*EXERCISE PROMPT*
For the data below, work out the number of lines containing the string "this" and answer with that number only.

*GIVEN DATA*
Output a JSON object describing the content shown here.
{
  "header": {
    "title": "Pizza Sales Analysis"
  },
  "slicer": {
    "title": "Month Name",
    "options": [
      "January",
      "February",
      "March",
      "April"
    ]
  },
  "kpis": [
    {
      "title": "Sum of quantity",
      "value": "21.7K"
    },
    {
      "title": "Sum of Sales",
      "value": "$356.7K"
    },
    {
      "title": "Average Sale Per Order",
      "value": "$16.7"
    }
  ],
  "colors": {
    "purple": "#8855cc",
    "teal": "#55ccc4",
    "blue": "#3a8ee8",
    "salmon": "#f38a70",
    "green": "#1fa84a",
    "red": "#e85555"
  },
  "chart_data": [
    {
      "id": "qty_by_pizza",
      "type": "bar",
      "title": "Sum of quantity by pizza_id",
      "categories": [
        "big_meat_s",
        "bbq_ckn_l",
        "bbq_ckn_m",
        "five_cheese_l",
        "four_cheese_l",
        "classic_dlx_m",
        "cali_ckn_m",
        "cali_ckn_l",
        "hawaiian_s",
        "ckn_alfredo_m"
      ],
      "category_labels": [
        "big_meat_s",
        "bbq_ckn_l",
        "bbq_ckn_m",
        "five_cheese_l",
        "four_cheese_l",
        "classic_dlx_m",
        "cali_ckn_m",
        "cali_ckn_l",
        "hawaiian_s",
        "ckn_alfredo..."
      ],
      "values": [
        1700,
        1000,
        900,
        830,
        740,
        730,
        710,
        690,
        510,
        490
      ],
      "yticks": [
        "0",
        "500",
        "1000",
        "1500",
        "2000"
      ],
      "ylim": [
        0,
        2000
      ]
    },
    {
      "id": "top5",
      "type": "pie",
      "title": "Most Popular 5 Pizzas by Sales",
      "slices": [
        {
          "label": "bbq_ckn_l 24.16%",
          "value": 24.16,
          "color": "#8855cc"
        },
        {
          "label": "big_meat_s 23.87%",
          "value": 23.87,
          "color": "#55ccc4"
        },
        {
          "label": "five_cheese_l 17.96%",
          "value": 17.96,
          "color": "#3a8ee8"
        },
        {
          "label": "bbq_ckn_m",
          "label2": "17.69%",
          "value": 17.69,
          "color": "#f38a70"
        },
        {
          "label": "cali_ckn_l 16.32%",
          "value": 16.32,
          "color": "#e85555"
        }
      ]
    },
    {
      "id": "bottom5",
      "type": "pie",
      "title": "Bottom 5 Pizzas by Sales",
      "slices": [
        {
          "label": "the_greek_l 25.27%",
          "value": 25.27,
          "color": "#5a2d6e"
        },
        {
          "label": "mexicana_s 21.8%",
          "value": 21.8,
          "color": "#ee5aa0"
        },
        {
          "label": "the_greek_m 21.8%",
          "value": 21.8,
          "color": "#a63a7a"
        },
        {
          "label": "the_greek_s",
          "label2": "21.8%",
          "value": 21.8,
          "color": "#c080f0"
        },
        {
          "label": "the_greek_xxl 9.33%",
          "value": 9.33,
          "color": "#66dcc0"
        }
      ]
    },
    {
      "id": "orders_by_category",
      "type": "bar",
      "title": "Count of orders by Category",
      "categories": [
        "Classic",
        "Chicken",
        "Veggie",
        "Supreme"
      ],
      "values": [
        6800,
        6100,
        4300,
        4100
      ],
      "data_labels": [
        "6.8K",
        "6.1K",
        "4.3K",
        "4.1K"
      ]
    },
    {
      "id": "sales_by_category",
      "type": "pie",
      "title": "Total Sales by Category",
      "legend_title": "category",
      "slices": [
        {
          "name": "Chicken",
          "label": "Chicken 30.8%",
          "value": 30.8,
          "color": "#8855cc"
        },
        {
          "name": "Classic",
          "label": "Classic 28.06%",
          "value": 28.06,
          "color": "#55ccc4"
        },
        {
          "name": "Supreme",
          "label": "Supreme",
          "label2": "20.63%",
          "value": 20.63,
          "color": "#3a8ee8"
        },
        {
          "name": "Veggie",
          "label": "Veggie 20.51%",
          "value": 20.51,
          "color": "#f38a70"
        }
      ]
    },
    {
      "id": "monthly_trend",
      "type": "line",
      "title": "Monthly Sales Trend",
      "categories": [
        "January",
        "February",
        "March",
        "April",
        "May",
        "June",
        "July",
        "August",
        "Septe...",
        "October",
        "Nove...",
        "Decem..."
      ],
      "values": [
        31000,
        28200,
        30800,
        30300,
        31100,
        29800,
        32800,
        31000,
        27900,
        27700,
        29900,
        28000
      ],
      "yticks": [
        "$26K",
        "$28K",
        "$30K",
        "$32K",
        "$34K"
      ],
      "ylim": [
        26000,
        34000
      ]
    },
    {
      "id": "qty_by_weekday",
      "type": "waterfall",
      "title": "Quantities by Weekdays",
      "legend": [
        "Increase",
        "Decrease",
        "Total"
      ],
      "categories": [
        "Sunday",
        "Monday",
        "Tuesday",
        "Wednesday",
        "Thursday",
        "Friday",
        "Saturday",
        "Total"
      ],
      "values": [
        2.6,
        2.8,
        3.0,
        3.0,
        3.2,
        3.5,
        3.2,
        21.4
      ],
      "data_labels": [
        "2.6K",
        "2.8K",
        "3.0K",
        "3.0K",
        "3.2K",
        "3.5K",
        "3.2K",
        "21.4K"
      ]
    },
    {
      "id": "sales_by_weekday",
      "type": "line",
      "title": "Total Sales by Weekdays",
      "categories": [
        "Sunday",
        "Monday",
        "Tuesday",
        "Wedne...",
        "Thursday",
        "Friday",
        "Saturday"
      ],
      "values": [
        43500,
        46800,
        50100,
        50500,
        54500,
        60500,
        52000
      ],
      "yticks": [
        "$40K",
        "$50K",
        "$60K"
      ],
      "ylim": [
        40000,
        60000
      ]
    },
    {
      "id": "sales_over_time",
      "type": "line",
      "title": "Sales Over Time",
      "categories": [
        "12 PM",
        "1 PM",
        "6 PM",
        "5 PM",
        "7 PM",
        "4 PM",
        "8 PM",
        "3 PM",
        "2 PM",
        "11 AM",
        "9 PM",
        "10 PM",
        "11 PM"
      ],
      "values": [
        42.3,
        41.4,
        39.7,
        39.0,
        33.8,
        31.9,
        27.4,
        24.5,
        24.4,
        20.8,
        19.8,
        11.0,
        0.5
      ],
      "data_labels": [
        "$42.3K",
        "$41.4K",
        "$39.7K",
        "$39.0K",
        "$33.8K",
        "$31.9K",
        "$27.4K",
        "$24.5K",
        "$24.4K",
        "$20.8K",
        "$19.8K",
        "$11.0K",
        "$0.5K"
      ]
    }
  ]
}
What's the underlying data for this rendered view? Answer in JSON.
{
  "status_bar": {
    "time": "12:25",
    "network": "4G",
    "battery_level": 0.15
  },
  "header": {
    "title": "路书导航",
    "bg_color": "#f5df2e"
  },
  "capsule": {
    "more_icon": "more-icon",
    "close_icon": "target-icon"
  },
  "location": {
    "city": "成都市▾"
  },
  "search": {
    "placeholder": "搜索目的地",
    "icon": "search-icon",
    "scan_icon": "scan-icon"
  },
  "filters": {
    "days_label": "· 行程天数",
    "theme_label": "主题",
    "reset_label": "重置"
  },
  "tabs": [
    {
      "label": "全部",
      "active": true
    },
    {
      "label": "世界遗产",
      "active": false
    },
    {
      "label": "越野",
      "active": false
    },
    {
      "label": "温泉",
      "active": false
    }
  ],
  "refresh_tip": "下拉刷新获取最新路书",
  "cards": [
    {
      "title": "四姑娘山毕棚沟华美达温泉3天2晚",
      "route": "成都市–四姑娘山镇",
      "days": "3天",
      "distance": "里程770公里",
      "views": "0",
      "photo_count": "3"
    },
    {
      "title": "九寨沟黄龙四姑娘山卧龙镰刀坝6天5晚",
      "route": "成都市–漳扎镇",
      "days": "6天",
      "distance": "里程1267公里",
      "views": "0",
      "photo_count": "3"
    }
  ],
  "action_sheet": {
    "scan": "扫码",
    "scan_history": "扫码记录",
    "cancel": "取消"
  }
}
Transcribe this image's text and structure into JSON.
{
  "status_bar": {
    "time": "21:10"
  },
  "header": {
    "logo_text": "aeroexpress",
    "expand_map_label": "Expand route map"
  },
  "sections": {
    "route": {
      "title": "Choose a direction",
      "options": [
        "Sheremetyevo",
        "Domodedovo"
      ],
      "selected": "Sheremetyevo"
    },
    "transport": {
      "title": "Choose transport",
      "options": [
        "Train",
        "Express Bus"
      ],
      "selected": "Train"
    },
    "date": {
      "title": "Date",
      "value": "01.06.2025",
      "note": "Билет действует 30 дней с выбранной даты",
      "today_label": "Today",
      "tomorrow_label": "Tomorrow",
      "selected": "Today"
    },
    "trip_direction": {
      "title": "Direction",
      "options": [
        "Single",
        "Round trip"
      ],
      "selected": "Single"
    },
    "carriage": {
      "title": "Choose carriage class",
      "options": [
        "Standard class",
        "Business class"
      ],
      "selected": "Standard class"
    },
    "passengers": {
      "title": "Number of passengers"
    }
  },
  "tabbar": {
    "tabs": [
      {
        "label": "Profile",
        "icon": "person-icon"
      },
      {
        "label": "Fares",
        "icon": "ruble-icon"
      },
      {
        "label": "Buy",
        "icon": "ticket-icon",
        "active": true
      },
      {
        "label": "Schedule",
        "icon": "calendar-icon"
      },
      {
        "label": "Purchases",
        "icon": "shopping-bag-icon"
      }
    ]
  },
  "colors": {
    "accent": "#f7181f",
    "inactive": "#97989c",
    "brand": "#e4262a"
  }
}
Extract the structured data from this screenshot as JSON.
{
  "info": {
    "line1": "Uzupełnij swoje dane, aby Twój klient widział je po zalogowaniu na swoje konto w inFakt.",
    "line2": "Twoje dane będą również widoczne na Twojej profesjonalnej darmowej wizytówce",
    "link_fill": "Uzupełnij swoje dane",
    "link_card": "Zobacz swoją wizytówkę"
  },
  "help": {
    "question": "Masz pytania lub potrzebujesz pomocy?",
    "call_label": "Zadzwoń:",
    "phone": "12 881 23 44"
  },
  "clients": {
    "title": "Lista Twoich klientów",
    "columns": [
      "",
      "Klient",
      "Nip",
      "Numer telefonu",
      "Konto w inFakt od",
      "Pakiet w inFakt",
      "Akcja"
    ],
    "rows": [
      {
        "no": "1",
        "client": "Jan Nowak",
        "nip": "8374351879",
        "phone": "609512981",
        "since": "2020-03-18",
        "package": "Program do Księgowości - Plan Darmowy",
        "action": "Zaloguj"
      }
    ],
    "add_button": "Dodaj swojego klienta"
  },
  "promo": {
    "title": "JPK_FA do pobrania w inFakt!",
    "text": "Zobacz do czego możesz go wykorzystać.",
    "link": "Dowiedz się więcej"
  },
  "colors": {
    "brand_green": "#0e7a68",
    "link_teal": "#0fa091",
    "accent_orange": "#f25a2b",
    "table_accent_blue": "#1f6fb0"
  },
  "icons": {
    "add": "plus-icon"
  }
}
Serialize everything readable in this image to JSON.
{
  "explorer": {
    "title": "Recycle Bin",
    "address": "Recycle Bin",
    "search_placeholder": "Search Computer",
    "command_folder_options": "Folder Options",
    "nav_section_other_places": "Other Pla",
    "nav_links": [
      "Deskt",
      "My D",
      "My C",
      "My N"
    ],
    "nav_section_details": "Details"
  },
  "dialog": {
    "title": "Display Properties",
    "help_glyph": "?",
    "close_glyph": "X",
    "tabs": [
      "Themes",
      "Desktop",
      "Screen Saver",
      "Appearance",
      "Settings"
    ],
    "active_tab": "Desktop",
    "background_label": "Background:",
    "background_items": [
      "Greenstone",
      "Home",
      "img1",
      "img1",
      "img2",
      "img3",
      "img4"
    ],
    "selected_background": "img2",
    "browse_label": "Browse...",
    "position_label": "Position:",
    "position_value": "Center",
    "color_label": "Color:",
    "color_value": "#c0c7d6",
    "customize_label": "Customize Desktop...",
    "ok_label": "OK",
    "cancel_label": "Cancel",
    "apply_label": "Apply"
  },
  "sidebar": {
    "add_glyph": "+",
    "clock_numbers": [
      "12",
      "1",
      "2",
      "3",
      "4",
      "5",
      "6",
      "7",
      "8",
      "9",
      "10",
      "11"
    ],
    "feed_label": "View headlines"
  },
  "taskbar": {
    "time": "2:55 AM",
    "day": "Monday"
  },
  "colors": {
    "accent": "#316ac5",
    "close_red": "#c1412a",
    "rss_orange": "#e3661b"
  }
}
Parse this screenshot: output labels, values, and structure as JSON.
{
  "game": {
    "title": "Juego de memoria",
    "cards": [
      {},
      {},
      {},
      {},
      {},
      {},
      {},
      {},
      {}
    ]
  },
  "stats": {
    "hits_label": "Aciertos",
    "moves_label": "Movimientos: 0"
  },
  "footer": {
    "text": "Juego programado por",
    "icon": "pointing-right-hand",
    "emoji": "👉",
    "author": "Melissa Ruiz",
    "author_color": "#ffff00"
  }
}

*EXERCISE OUTPUT*
5